“An enchanting lyrical look at the life of the enigmatic legendary traditional sean nós singer Joe Heaney.”

Reviewed by Dennis Schwartz

An enchanting lyrical look at the life of the enigmatic legendary traditional sean n
ós singer Joe Heaney, from the West Coast in Ireland, in the county of Galway, who died in 1984, is told by Pat Collins (“Tory Island”/”Silence”) in a fine documentary filmed in striking black and white. The script, co-written by Collins, Eoghan Mac Giolla Bhride and Sharon Whooley tells us about an ordinary man who is an exceedingly talented singer. It features three actors playing Heaney: Colm Seoighe as a kid who finds pride and joy in learning to sing the traditional verses and learning from a schoolteacher to open his mouth wide while singing; Michael O’Chonfhlaola (a celebrated traditional singer) as the wandering adult singer who has left his homeland and family to live in London in pursuit of success outside the depressed Ireland; and Macdara O Fatharta finding peace at the end of his life, living in NYC, with his regrets about what he couldn’t accomplish softened by his certainty that he will be leaving behind a legacy. Heaney is reputed to have collected and committed to memory 500 traditional songs.

The intriguing biopic was selected by the Irish Film & Television Academy to represent Ireland as a submission to the 88th Academy awards. It offers a dramatized account of Heaney’s life from birth to old age and uses archive footage and voiceovers to cover its old-fashioned style of filmmaking. In its opening part it views the simple life lived off the land  by the Heaney family in the rural Carna village during the  pre-war period. It shows how the young Heaney learned to sing from his father and was close to him, as they fished together.

Dialogue is delivered mostly in Irish, and with English subtitles.

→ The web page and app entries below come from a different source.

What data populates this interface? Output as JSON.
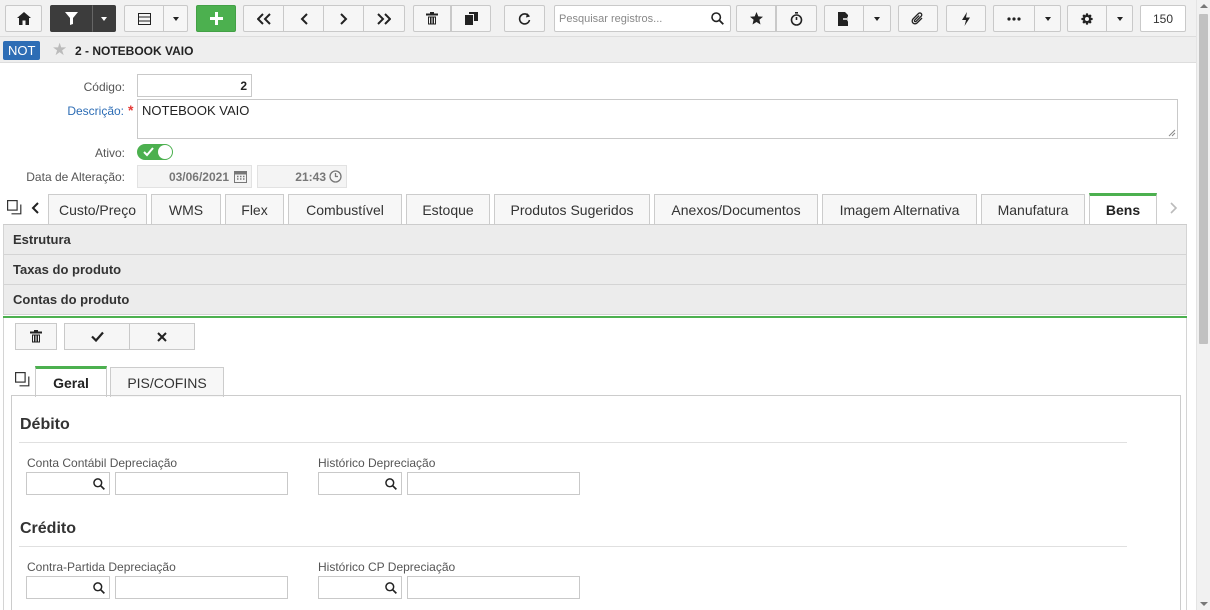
{
  "toolbar": {
    "search_placeholder": "Pesquisar registros...",
    "page_size": "150"
  },
  "record": {
    "badge": "NOT",
    "title": "2 - NOTEBOOK VAIO"
  },
  "form": {
    "codigo_label": "Código:",
    "codigo_value": "2",
    "descricao_label": "Descrição:",
    "required_mark": "*",
    "descricao_value": "NOTEBOOK VAIO",
    "ativo_label": "Ativo:",
    "ativo_value": true,
    "data_alteracao_label": "Data de Alteração:",
    "data_value": "03/06/2021",
    "hora_value": "21:43"
  },
  "tabs": [
    {
      "label": "Custo/Preço"
    },
    {
      "label": "WMS"
    },
    {
      "label": "Flex"
    },
    {
      "label": "Combustível"
    },
    {
      "label": "Estoque"
    },
    {
      "label": "Produtos Sugeridos"
    },
    {
      "label": "Anexos/Documentos"
    },
    {
      "label": "Imagem Alternativa"
    },
    {
      "label": "Manufatura"
    },
    {
      "label": "Bens",
      "active": true
    }
  ],
  "sections": [
    {
      "label": "Estrutura"
    },
    {
      "label": "Taxas do produto"
    },
    {
      "label": "Contas do produto"
    }
  ],
  "inner_tabs": [
    {
      "label": "Geral",
      "active": true
    },
    {
      "label": "PIS/COFINS"
    }
  ],
  "debito": {
    "heading": "Débito",
    "conta_label": "Conta Contábil Depreciação",
    "historico_label": "Histórico Depreciação"
  },
  "credito": {
    "heading": "Crédito",
    "contra_label": "Contra-Partida Depreciação",
    "historico_label": "Histórico CP Depreciação"
  },
  "colors": {
    "accent_green": "#4cb04f",
    "badge_blue": "#2d6db5",
    "required_red": "#e53935"
  }
}
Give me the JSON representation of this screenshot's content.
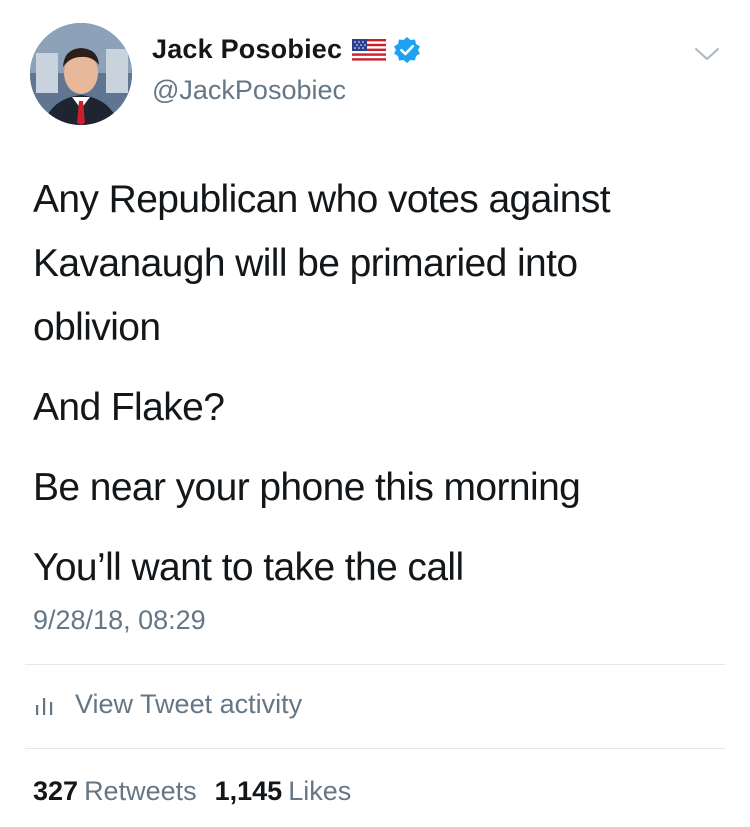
{
  "user": {
    "display_name": "Jack Posobiec",
    "handle": "@JackPosobiec",
    "flag_emoji_name": "us-flag-icon",
    "verified_color": "#1da1f2"
  },
  "tweet": {
    "paragraphs": [
      "Any Republican who votes against Kavanaugh will be primaried into oblivion",
      "And Flake?",
      "Be near your phone this morning",
      "You’ll want to take the call"
    ],
    "timestamp": "9/28/18, 08:29"
  },
  "activity": {
    "label": "View Tweet activity"
  },
  "stats": {
    "retweets_count": "327",
    "retweets_label": "Retweets",
    "likes_count": "1,145",
    "likes_label": "Likes"
  },
  "colors": {
    "text_primary": "#14171a",
    "text_secondary": "#657786",
    "divider": "#e1e8ed",
    "accent": "#1da1f2"
  }
}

The rich musical performances, especially an extended pub performance sequence in which O’Chonfhlaola (and other traditional singers) give vigorous life to the likes of “The Galway Shawl.” We also see and hear the real Heaney sing in one of the documentary’s better sequences.

REVIEWED ON 12/9/2017       GRADE: B+